In 75 instances between 2003 and 2009, electronic interference was cited as a possible cause of airplane dysfunction, according to a report by the International Air Transport Association (IATA).

Seasoned travelers, and even travelers who fly more than once or twice a year, sometimes find themselves jaded by the rules of the air: required safety demonstrations, buckle your seatbelt whenever you're seated, and turn off electronic devices such as cell phones and smartphones. But the IATA report, obtained by ABC News, provides some evidence that heeding that last rule, about electronic devices, would be to everyone's benefit.

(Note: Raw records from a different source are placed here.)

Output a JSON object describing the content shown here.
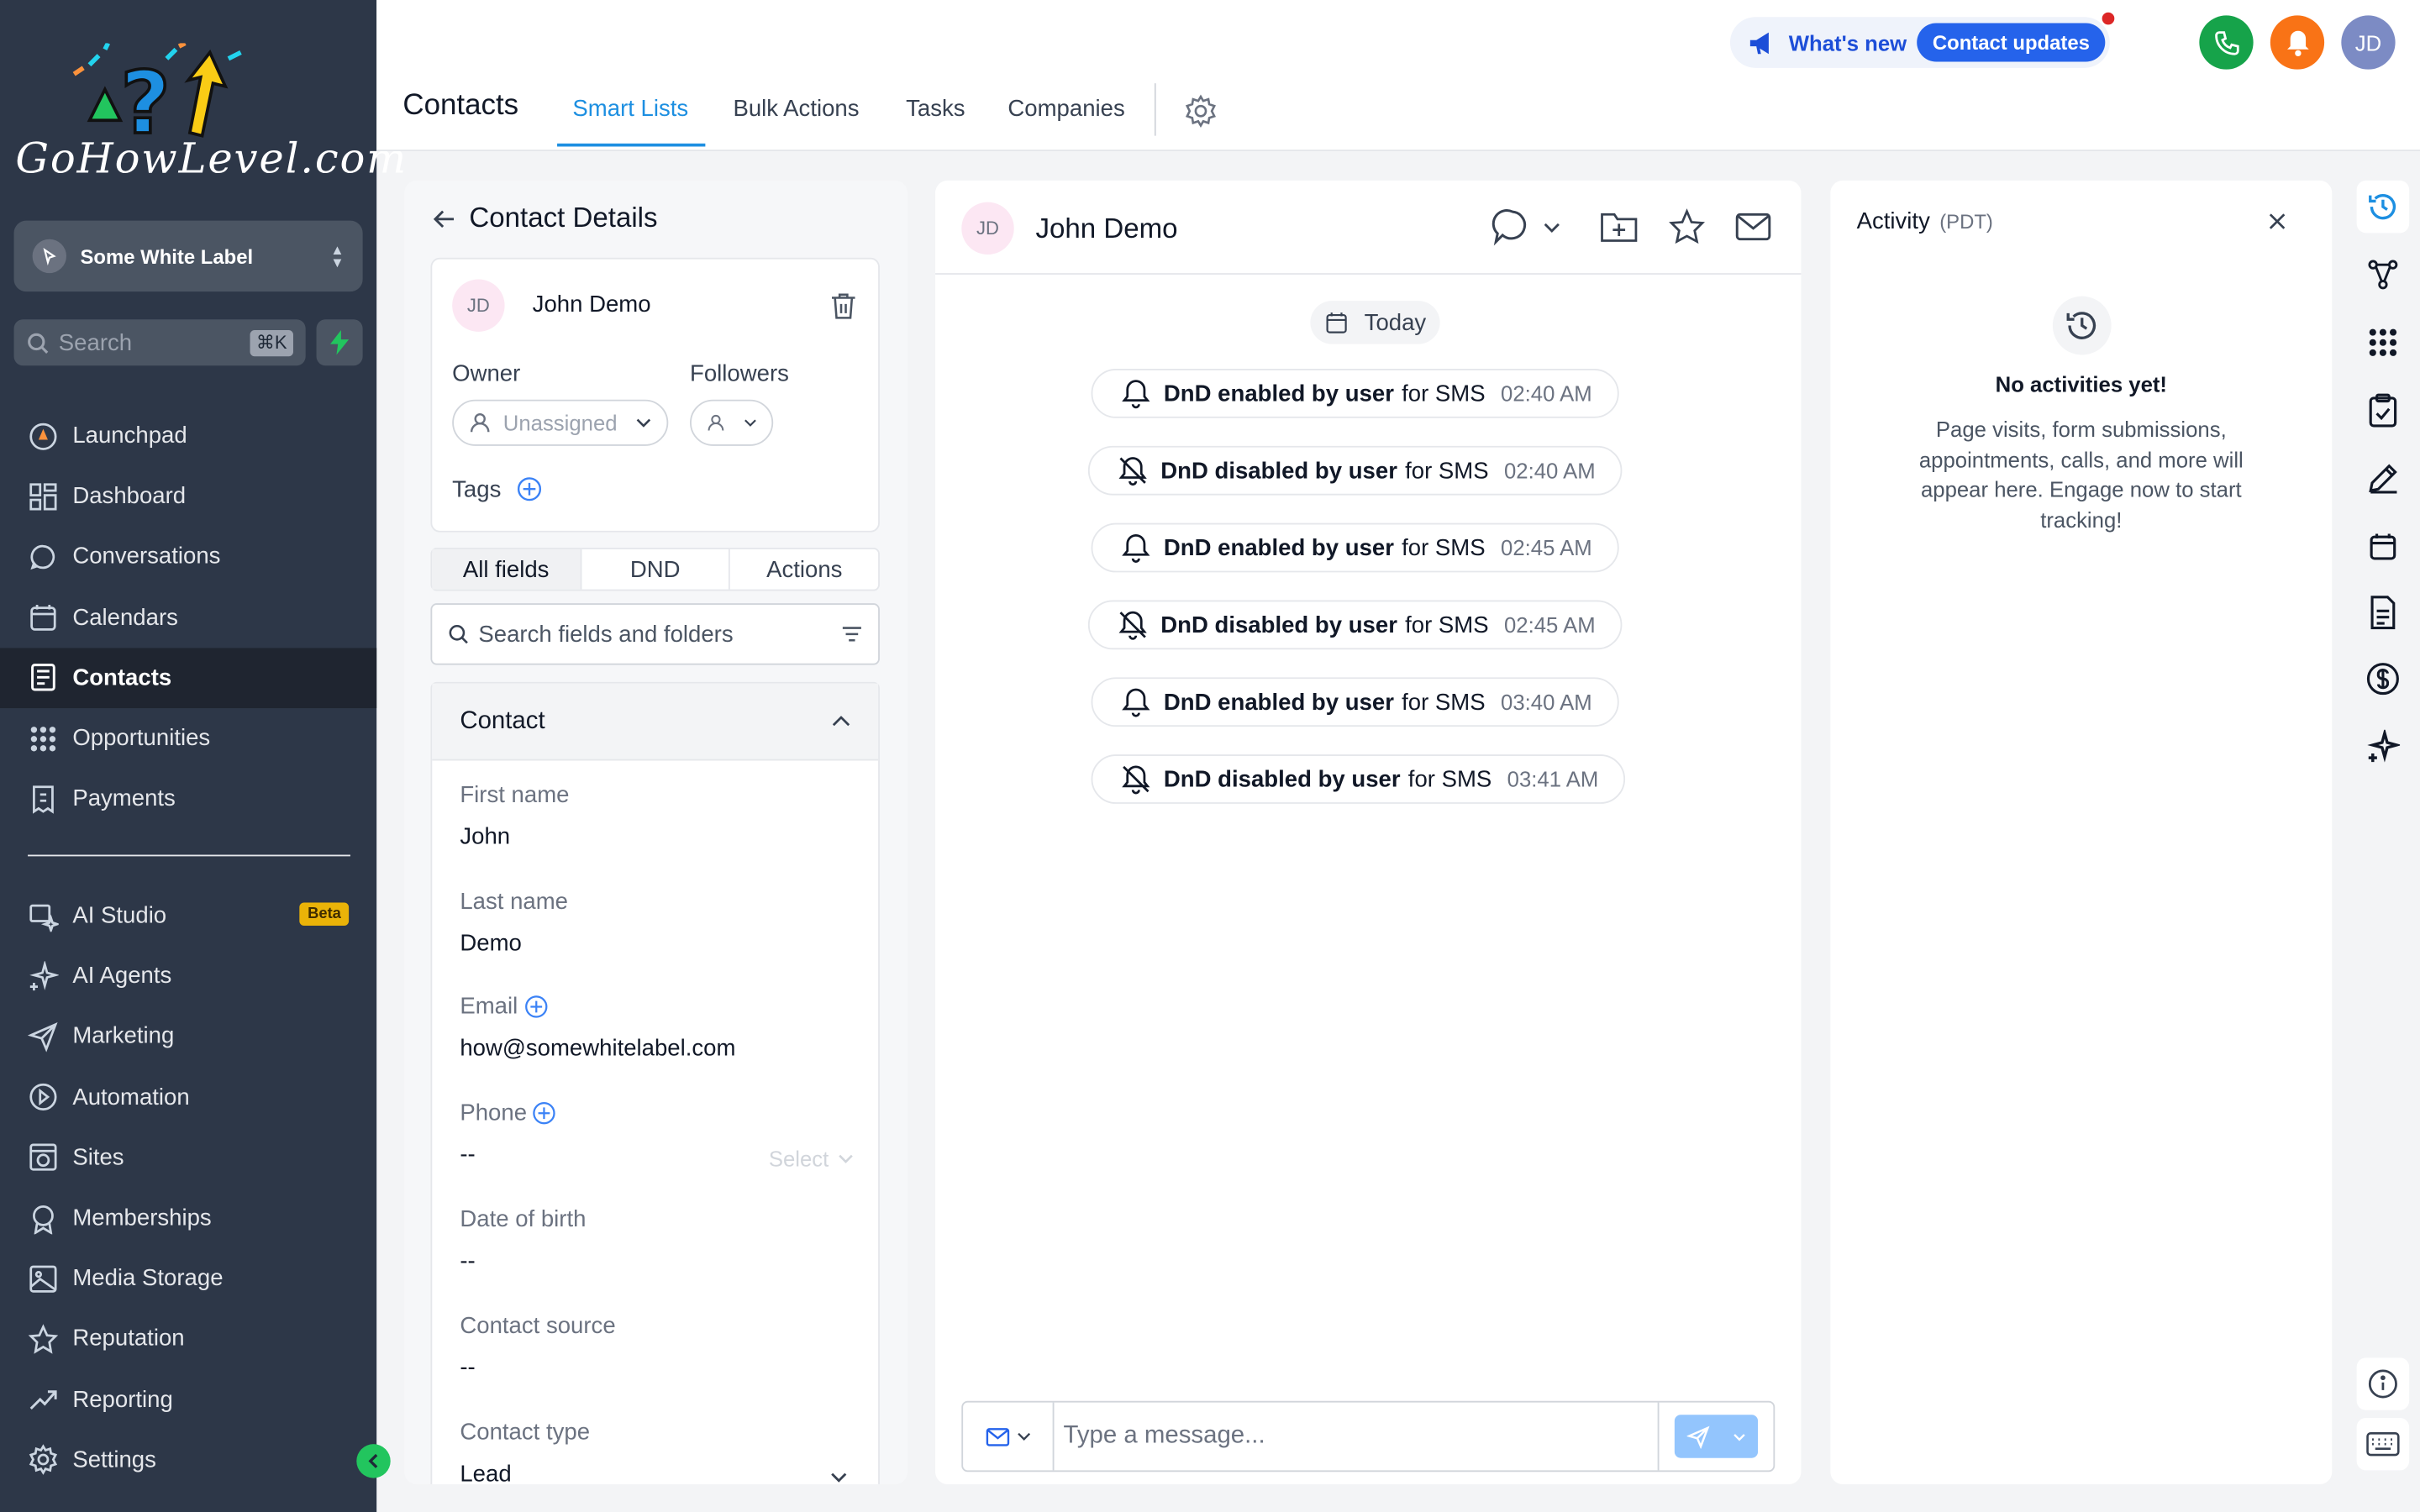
{
  "brand": {
    "logo_text": "GoHowLevel.com",
    "accent": "#1d8fe1",
    "sidebar_bg": "#2d3748"
  },
  "sidebar": {
    "account_name": "Some White Label",
    "search_placeholder": "Search",
    "search_shortcut": "⌘K",
    "items": [
      {
        "label": "Launchpad",
        "icon": "launchpad-icon"
      },
      {
        "label": "Dashboard",
        "icon": "dashboard-icon"
      },
      {
        "label": "Conversations",
        "icon": "chat-icon"
      },
      {
        "label": "Calendars",
        "icon": "calendar-icon"
      },
      {
        "label": "Contacts",
        "icon": "contacts-icon",
        "active": true
      },
      {
        "label": "Opportunities",
        "icon": "opportunities-icon"
      },
      {
        "label": "Payments",
        "icon": "payments-icon"
      }
    ],
    "items2": [
      {
        "label": "AI Studio",
        "icon": "ai-studio-icon",
        "badge": "Beta"
      },
      {
        "label": "AI Agents",
        "icon": "sparkles-icon"
      },
      {
        "label": "Marketing",
        "icon": "send-icon"
      },
      {
        "label": "Automation",
        "icon": "automation-icon"
      },
      {
        "label": "Sites",
        "icon": "sites-icon"
      },
      {
        "label": "Memberships",
        "icon": "memberships-icon"
      },
      {
        "label": "Media Storage",
        "icon": "image-icon"
      },
      {
        "label": "Reputation",
        "icon": "star-icon"
      },
      {
        "label": "Reporting",
        "icon": "trend-icon"
      },
      {
        "label": "Settings",
        "icon": "gear-icon"
      }
    ]
  },
  "header": {
    "title": "Contacts",
    "tabs": [
      "Smart Lists",
      "Bulk Actions",
      "Tasks",
      "Companies"
    ],
    "whats_new": "What's new",
    "contact_updates": "Contact updates",
    "user_initials": "JD"
  },
  "contact_details": {
    "heading": "Contact Details",
    "initials": "JD",
    "name": "John Demo",
    "owner_label": "Owner",
    "owner_value": "Unassigned",
    "followers_label": "Followers",
    "tags_label": "Tags",
    "segments": [
      "All fields",
      "DND",
      "Actions"
    ],
    "search_placeholder": "Search fields and folders",
    "section_title": "Contact",
    "fields": {
      "first_name_label": "First name",
      "first_name": "John",
      "last_name_label": "Last name",
      "last_name": "Demo",
      "email_label": "Email",
      "email": "how@somewhitelabel.com",
      "phone_label": "Phone",
      "phone": "--",
      "phone_select": "Select",
      "dob_label": "Date of birth",
      "dob": "--",
      "source_label": "Contact source",
      "source": "--",
      "type_label": "Contact type",
      "type": "Lead"
    }
  },
  "conversation": {
    "initials": "JD",
    "name": "John Demo",
    "date_chip": "Today",
    "events": [
      {
        "bold": "DnD enabled by user",
        "suffix": "for SMS",
        "time": "02:40 AM",
        "icon": "bell-icon"
      },
      {
        "bold": "DnD disabled by user",
        "suffix": "for SMS",
        "time": "02:40 AM",
        "icon": "bell-off-icon"
      },
      {
        "bold": "DnD enabled by user",
        "suffix": "for SMS",
        "time": "02:45 AM",
        "icon": "bell-icon"
      },
      {
        "bold": "DnD disabled by user",
        "suffix": "for SMS",
        "time": "02:45 AM",
        "icon": "bell-off-icon"
      },
      {
        "bold": "DnD enabled by user",
        "suffix": "for SMS",
        "time": "03:40 AM",
        "icon": "bell-icon"
      },
      {
        "bold": "DnD disabled by user",
        "suffix": "for SMS",
        "time": "03:41 AM",
        "icon": "bell-off-icon"
      }
    ],
    "message_placeholder": "Type a message..."
  },
  "activity": {
    "title": "Activity",
    "tz": "(PDT)",
    "empty_title": "No activities yet!",
    "empty_desc": "Page visits, form submissions, appointments, calls, and more will appear here. Engage now to start tracking!"
  }
}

According to the confidential study, in a survey spanning six years with respondents from 125 airlines, there were 75 documented incidents in which airline pilots and crew believed that possible electronic interference affected flight controls and navigation systems. In 26 of those instances, autopilot, autothrust and landing gear were disturbed, while 13 of the incidents produced electronic warnings, including "engine indications." In four out of ten of the events documented, the suspected cause was a cell phone.